History belongs to she who holds the pen. When the lion is writing, he ate. When the prey is writing (but she didn’t survive) she was eaten but also offered a valiant fight. We celebrate our holidays and milestones through the lens of those who won the war, not through the lens of those who mattered, who fought, whose footprint on history is only neglected because we didn’t hold the pen.
So last week we celebrate Memorial Day, a day when we lift up our nation’s veterans. Our veterans are men and women who fought for the right to fight, but few want to tell that story. Mary Frances Berry and John Blassingame inspired a collection of essays that I edited on “The Paradox of Loyalty”, which speaks to the ways that a country that turns its back on black folk also expects us to be spot on in defense and defending. The Paradox of Loyalty provided us with pain around September 11, 2001, when too many were challenged to patriot up, to fly the flag of a country that had disrespected us, to mouth platitudes of loyalty even while being arrested for being too black, too present in the wrong place at the wrong time. We were called to be loyal, but loyal to what? To a nightmare, dream, or something in between.

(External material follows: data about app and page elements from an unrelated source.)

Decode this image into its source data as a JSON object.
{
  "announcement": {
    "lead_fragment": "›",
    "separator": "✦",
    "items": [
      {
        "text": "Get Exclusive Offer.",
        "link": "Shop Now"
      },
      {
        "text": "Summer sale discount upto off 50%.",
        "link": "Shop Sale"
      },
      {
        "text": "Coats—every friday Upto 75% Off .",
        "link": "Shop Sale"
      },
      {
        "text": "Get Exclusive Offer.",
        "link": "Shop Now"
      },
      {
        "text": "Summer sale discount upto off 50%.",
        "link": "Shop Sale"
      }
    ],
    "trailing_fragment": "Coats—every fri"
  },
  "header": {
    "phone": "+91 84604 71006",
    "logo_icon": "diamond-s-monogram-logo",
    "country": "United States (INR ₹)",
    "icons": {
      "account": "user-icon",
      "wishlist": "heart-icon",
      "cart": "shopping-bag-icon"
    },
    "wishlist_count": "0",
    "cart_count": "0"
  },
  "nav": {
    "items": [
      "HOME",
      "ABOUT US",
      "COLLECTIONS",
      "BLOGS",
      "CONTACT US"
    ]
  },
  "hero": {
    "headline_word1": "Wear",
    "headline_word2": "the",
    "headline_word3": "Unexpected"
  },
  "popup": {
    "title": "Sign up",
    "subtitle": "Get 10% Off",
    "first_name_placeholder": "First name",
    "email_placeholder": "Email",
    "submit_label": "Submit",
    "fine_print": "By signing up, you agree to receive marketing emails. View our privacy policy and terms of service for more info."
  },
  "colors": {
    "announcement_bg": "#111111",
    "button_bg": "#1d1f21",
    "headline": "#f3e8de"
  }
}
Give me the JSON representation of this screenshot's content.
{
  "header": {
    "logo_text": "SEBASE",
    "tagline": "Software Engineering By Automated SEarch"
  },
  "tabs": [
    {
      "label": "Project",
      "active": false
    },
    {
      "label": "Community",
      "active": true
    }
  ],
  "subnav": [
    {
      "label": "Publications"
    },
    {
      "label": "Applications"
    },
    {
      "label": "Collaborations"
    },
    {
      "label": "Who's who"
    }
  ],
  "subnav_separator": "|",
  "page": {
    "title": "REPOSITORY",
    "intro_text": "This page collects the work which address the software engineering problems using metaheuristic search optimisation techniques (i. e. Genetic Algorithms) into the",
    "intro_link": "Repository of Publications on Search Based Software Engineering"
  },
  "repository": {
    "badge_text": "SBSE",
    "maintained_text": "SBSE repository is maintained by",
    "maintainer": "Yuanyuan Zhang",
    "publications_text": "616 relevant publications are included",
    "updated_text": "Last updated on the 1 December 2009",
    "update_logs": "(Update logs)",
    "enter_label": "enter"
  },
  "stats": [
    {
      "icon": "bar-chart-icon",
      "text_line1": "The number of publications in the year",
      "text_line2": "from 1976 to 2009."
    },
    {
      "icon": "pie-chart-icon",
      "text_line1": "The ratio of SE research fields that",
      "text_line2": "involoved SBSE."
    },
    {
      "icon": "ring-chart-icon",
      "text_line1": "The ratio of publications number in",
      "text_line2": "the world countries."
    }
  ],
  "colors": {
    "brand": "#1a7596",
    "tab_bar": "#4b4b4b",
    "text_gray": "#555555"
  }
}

Now, we have learned that our loyalty knows no bounds. African Americans were the first Americans to celebrate Memorial Day, according to Yale University professor David Blight, in an interview he gave to Black Voices at AOL. Bight says that African Americans celebrated Union soldiers improperly buried in a field that was once a racetrack. On May 1, 1865, African Americans, many recently emancipated people, righted the wrong by putting up a fence around the area and claiming those who fought for black freedom.

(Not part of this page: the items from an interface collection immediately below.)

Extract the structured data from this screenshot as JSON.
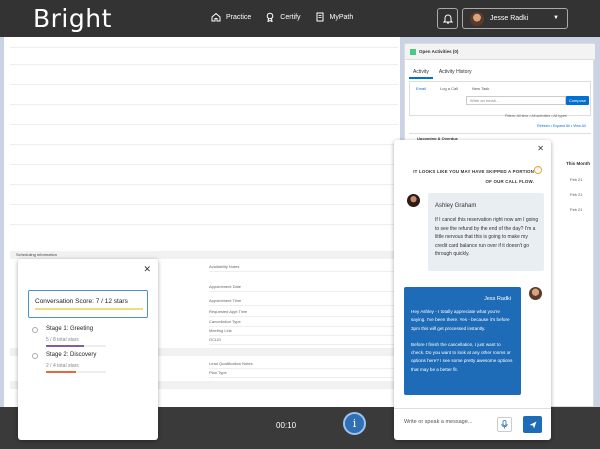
{
  "app": {
    "logo": "Bright"
  },
  "nav": {
    "items": [
      {
        "label": "Practice",
        "icon": "home-icon"
      },
      {
        "label": "Certify",
        "icon": "badge-icon"
      },
      {
        "label": "MyPath",
        "icon": "document-icon"
      }
    ]
  },
  "user": {
    "name": "Jesse Radki"
  },
  "background": {
    "left_fields": [
      "Scheduling Information",
      "Availability Notes",
      "Appointment Date",
      "Appointment Time",
      "Requested Appt Time",
      "Cancellation Type",
      "Meeting Link",
      "GCLID",
      "Lead Qualification Notes",
      "Plan Type"
    ],
    "right_panel": {
      "header": "Open Activities (0)",
      "tabs": [
        "Activity",
        "Activity History"
      ],
      "subtabs": [
        "Email",
        "Log a Call",
        "New Task"
      ],
      "email_placeholder": "Write an email...",
      "compose_label": "Compose",
      "filters": "Filters: All time • All activities • All types",
      "refresh": "Refresh • Expand All • View All",
      "upcoming": "Upcoming & Overdue",
      "this_month": "This Month",
      "dates": [
        "Feb 21",
        "Feb 21",
        "Feb 21"
      ]
    }
  },
  "timer": {
    "value": "00:10"
  },
  "score": {
    "title": "Conversation Score: 7 / 12 stars",
    "earned": 7,
    "total": 12,
    "stages": [
      {
        "name": "Stage 1: Greeting",
        "stars": "5 / 8 total stars",
        "fraction": 0.625,
        "color": "#7b5ea7"
      },
      {
        "name": "Stage 2: Discovery",
        "stars": "2 / 4 total stars",
        "fraction": 0.5,
        "color": "#e8673c"
      }
    ]
  },
  "chat": {
    "warning": "IT LOOKS LIKE YOU MAY HAVE SKIPPED A PORTION OF OUR CALL FLOW.",
    "incoming": {
      "name": "Ashley Graham",
      "text": "If I cancel this reservation right now am I going to see the refund by the end of the day? I'm a little nervous that this is going to make my credit card balance run over if it doesn't go through quickly."
    },
    "outgoing": {
      "name": "Jess Radki",
      "text1": "Hey Ashley - I totally appreciate what you're saying. I've been there. Yes - because it's before 3pm this will get processed instantly.",
      "text2": "Before I finish the cancellation, I just want to check. Do you want to look at any other rooms or options here? I see some pretty awesome options that may be a better fit."
    },
    "input_placeholder": "Write or speak a message..."
  }
}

Few record Memorial Day as something that started with black folk. Kudos to Dr. Blight for sharing his knowledge. Shame on the rest of us for attempting to embrace a holiday that is not a holiday, for forgetting the courage, dignity, and integrity of some unnamed black folks who lifted up fallen soldiers. We hold history hostage when we forget that a recounting of the past is always biased, that history belongs to she who holds the pen.

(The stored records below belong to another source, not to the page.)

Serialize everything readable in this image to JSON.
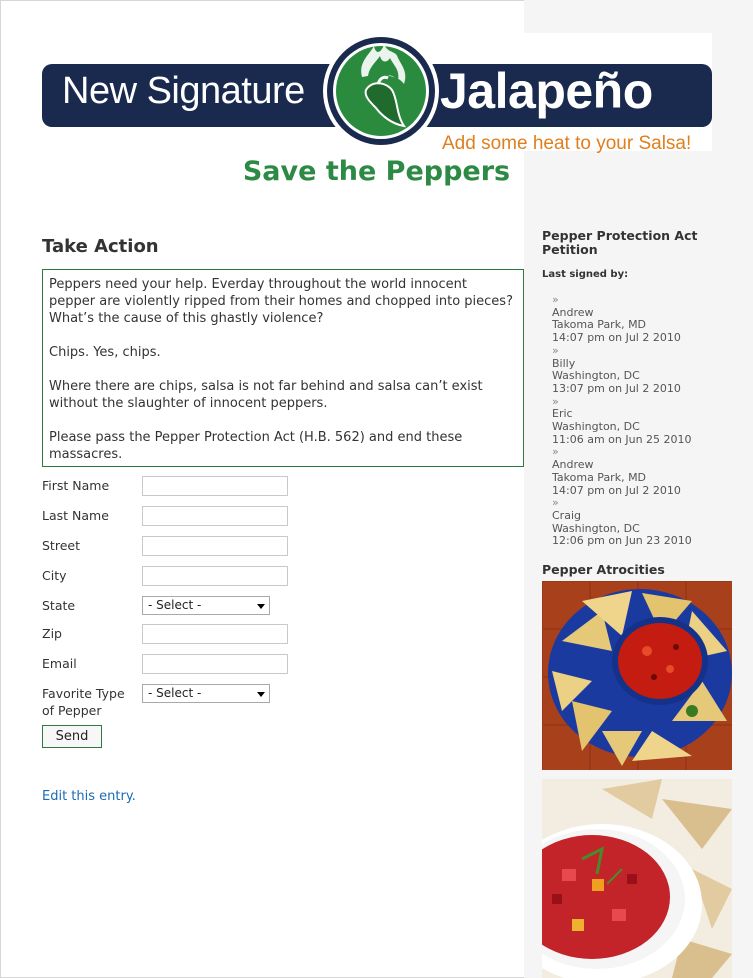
{
  "header": {
    "brand_left": "New Signature",
    "brand_right": "Jalapeño",
    "tagline": "Add some heat to your Salsa!",
    "logo_icon": "jalapeno-flame-logo-icon"
  },
  "site_title": "Save the Peppers",
  "main": {
    "heading": "Take Action",
    "message": [
      "Peppers need your help. Everday throughout the world innocent pepper are violently ripped from their homes and chopped into pieces? What’s the cause of this ghastly violence?",
      "Chips. Yes, chips.",
      "Where there are chips, salsa is not far behind and salsa can’t exist without the slaughter of innocent peppers.",
      "Please pass the Pepper Protection Act (H.B. 562) and end these massacres."
    ],
    "form": {
      "first_name_label": "First Name",
      "last_name_label": "Last Name",
      "street_label": "Street",
      "city_label": "City",
      "state_label": "State",
      "state_value": "- Select -",
      "zip_label": "Zip",
      "email_label": "Email",
      "pepper_label": "Favorite Type of Pepper",
      "pepper_value": "- Select -",
      "send_label": "Send"
    },
    "edit_link": "Edit this entry."
  },
  "sidebar": {
    "petition_title": "Pepper Protection Act Petition",
    "last_signed_label": "Last signed by:",
    "signers": [
      {
        "bullet": "»",
        "name": "Andrew",
        "location": "Takoma Park, MD",
        "time": "14:07 pm on Jul 2 2010"
      },
      {
        "bullet": "»",
        "name": "Billy",
        "location": "Washington, DC",
        "time": "13:07 pm on Jul 2 2010"
      },
      {
        "bullet": "»",
        "name": "Eric",
        "location": "Washington, DC",
        "time": "11:06 am on Jun 25 2010"
      },
      {
        "bullet": "»",
        "name": "Andrew",
        "location": "Takoma Park, MD",
        "time": "14:07 pm on Jul 2 2010"
      },
      {
        "bullet": "»",
        "name": "Craig",
        "location": "Washington, DC",
        "time": "12:06 pm on Jun 23 2010"
      }
    ],
    "atrocities_title": "Pepper Atrocities"
  },
  "colors": {
    "banner_navy": "#192a4e",
    "title_green": "#2c8a45",
    "tagline_orange": "#e07f1d",
    "link_blue": "#1a6bb5",
    "sidebar_gray": "#f5f5f5"
  }
}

Why she? Because those who wrote our nation’s history are mostly white, mostly male, mostly connected to power. Because the stories they tell are self-serving stories of heroism and exemplary service. Because these folks are not the folks who plowed and planted and nursed and uplifted. Because the stories of our history are stories that replicate themselves and have no room for connection.
What would happen if women wrote the stories of our history? Would we learn more about the many ways that invisible women, like Abigail Adams, had something to say about the voice of women and people of African descent, even as President John Adams made poor, but considered, choices. He wrote that in avoiding the matter of slavery, our nation’s founders left a legacy that others would have to deal with. His Massachusetts roots have borne strange fruit, even as race matters remain unresolved despite the election of an African American president.
What would happen if black folk wrote the stories of our history? Would we learn about the challenges that allowed some to lay stone on the ground to build our nation’s capital? Would we learn, from their own mouths, about those who served our plethora of flawed presidents, who managed their foibles? If black folk wrote our nation’s history, would we finally capture the fact that a ceremony on a South Carolina burial ground was the first recorded Memorial Day, according to Yale University history professor David Blight.
What would happen if Native Americans wrote the story, wrote about the land that was taken by greedy white people whose expansion plans collided with other people’s existence. Would we learn about the men and women who grabbed belongings in the dark and fled someplace? Would we learn about the reservations that were established, a fraction of the space that one once lived in? Would young people, sitting down to read history, learn about the pain that our imperialism cost?
History belongs to she who holds the pen, and history holds us hostage to interpretation. So write, sister, write, the story of Memorial Day, of the black folks who went to give dignity and honor to those who lost their lives. Write, sister, write, about the foundation of our nation’s capital. Write it, write it, write it, boldly and bodaciously, and because the story will not be told unless we claim the pen as our own.
Julianne Malveaux is President of Bennett College for Women in Greensboro, North Carolina. Her most recent book, Surviving and Thriving: 365 Facts in Black Economic History is available at www.lastwordprod.com.